Diagnosis of coccidioidomycosis in dogs is challenging due to the fact that the symptoms are not specific for this disease. Coccidioidomycosis can be diagnosed via a biopsy however the most common method is testing for antibodies to the fungus. These tests are often sent to third party labs delaying confirmation of the disease. This study looks to evaluate a potential point of care rapid test which would be able to provide a positive or negative result indicating the presence or absence of antibodies, respectively, within 30-60 minutes. The diagnosis of pulmonary coccidioidomycosis can be difficult because clinical signs overlap with many other respiratory tract disorders and dogs can have positive Valley Fever antibody titers without active clinical infection. Acute phase proteins are useful biomarkers for many other disorders and our hope is to determine whether they can facilitate making a diagnosis of pulmonary coccidioidomycosis in dogs. For additional details or questions please contact Dr. Jaffey (firstname.lastname@example.org).Read More
Your dog has a a confirmed or suspected novel diagnosis of pulmonary coccidioidomycosis
Your dog has a a confirmed or suspected novel diagnosis of pulmonary coccidioidomycosis
Your dog has at least 1 respiratory sign
Your dog has one of the following respiratory signs:
Your dog has not received an anti-fungal treatment more than 7 days before enrollment
Dog must not have received an anti-fungal treatment for more than 7 days before enrollment
Efficacy of twice-daily nebulized budesonide for the treatment of canine chronic bronchitis: a pilot study
Canine chronic bronchitis is an inflammatory disease characterized by a cough for > 2 months without another identifiable cause.

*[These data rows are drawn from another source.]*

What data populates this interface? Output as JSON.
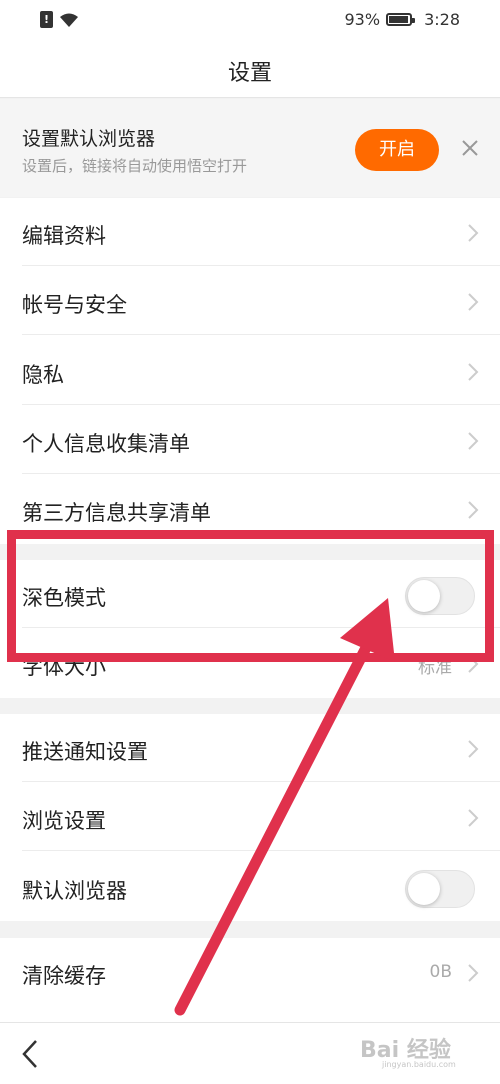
{
  "status_bar": {
    "sim_icon": "sim-alert-icon",
    "wifi_icon": "wifi-icon",
    "battery_percent": "93%",
    "battery_icon": "battery-icon",
    "time": "3:28"
  },
  "header": {
    "title": "设置"
  },
  "banner": {
    "title": "设置默认浏览器",
    "subtitle": "设置后，链接将自动使用悟空打开",
    "open_label": "开启",
    "close_icon": "close-icon"
  },
  "settings": {
    "edit_profile": "编辑资料",
    "account_security": "帐号与安全",
    "privacy": "隐私",
    "personal_info_list": "个人信息收集清单",
    "third_party_list": "第三方信息共享清单",
    "dark_mode": "深色模式",
    "dark_mode_on": false,
    "font_size": "字体大小",
    "font_size_value": "标准",
    "push_settings": "推送通知设置",
    "browse_settings": "浏览设置",
    "default_browser": "默认浏览器",
    "default_browser_on": false,
    "clear_cache": "清除缓存",
    "cache_size": "0B"
  },
  "bottom": {
    "back_icon": "back-arrow-icon"
  },
  "watermark": {
    "brand": "Bai 经验",
    "site": "jingyan.baidu.com"
  },
  "colors": {
    "accent": "#ff6a00",
    "annotation": "#e0314c",
    "background": "#f2f2f2"
  }
}
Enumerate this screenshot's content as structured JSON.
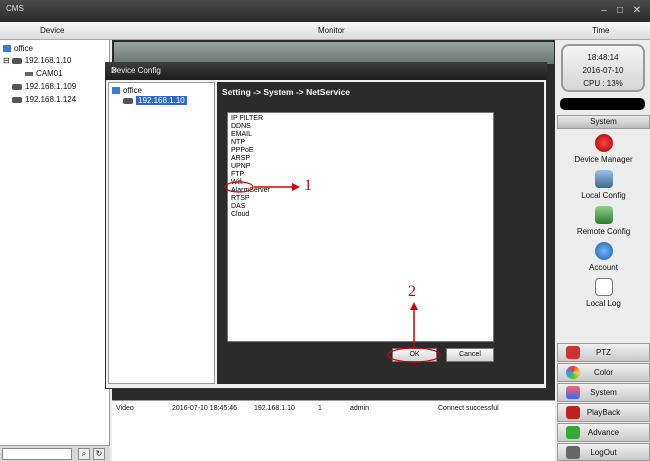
{
  "window": {
    "title": "CMS",
    "min": "–",
    "max": "□",
    "close": "✕"
  },
  "header": {
    "device": "Device",
    "monitor": "Monitor",
    "time": "Time"
  },
  "tree": {
    "root": "office",
    "expander": "⊟",
    "devices": [
      {
        "label": "192.168.1.10",
        "children": [
          "CAM01"
        ]
      },
      {
        "label": "192.168.1.109"
      },
      {
        "label": "192.168.1.124"
      }
    ]
  },
  "clock": {
    "time": "18:48:14",
    "date": "2016-07-10",
    "cpu": "CPU : 13%"
  },
  "right_panel": {
    "section_title": "System",
    "tools": [
      "Device Manager",
      "Local Config",
      "Remote Config",
      "Account",
      "Local Log"
    ],
    "buttons": [
      "PTZ",
      "Color",
      "System",
      "PlayBack",
      "Advance",
      "LogOut"
    ]
  },
  "log": {
    "row": [
      "Video",
      "2016-07-10 18:45:46",
      "192.168.1.10",
      "1",
      "admin",
      "Connect successful"
    ]
  },
  "dialog": {
    "title": "Device Config",
    "close": "✕",
    "tree_root": "office",
    "tree_device": "192.168.1.10",
    "breadcrumb": "Setting -> System -> NetService",
    "services": [
      "IP FILTER",
      "DDNS",
      "EMAIL",
      "NTP",
      "PPPoE",
      "ARSP",
      "UPNP",
      "FTP",
      "Wifi",
      "AlarmServer",
      "RTSP",
      "DAS",
      "Cloud"
    ],
    "ok_label": "OK",
    "cancel_label": "Cancel"
  },
  "annotations": {
    "step1": "1",
    "step2": "2"
  },
  "colors": {
    "annotation": "#d00000",
    "selection": "#316ac5"
  }
}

Dogs with chronic bronchitis have persistent airway neutrophilic inflammation. The foundation of long-term therapy is corticosteroids. Oral prednisone is commonly used but has a litany of possible adverse effects. Inhaled steroids is an alternative to avoid the adverse effects of prednisone but the only available option is fluticasone. This medication is expensive and has variable efficacy. Inhaled budesonide is a medication used in humans to treat a similar airway disorder and is a fraction of the cost. This study aims to investigate the benefit of inhaled budesonide on respiratory tract symptoms in dogs with chronic bronchitis.Read More
Your dog has a chronic cough for longer than 2 months
Dogs with a history of cough exceeding two months may be eligible for the study.
Your dog has thoracic radiographs performed in the past 3 months
Thoracic radiographs will be used by principal investigator to determine eligibility.
Your dog does NOT have an alternative cause for chronic cough
Dogs with alternative caused for chronic cough such as tracheal collapse, heart disease, cancer, Valley Fever, etc are not eligible for this study.
Your dog has not received previous treatment with corticosteroids
Dogs who have received previously received corticosteroids for treatment of chronic cough are not eligible for this study.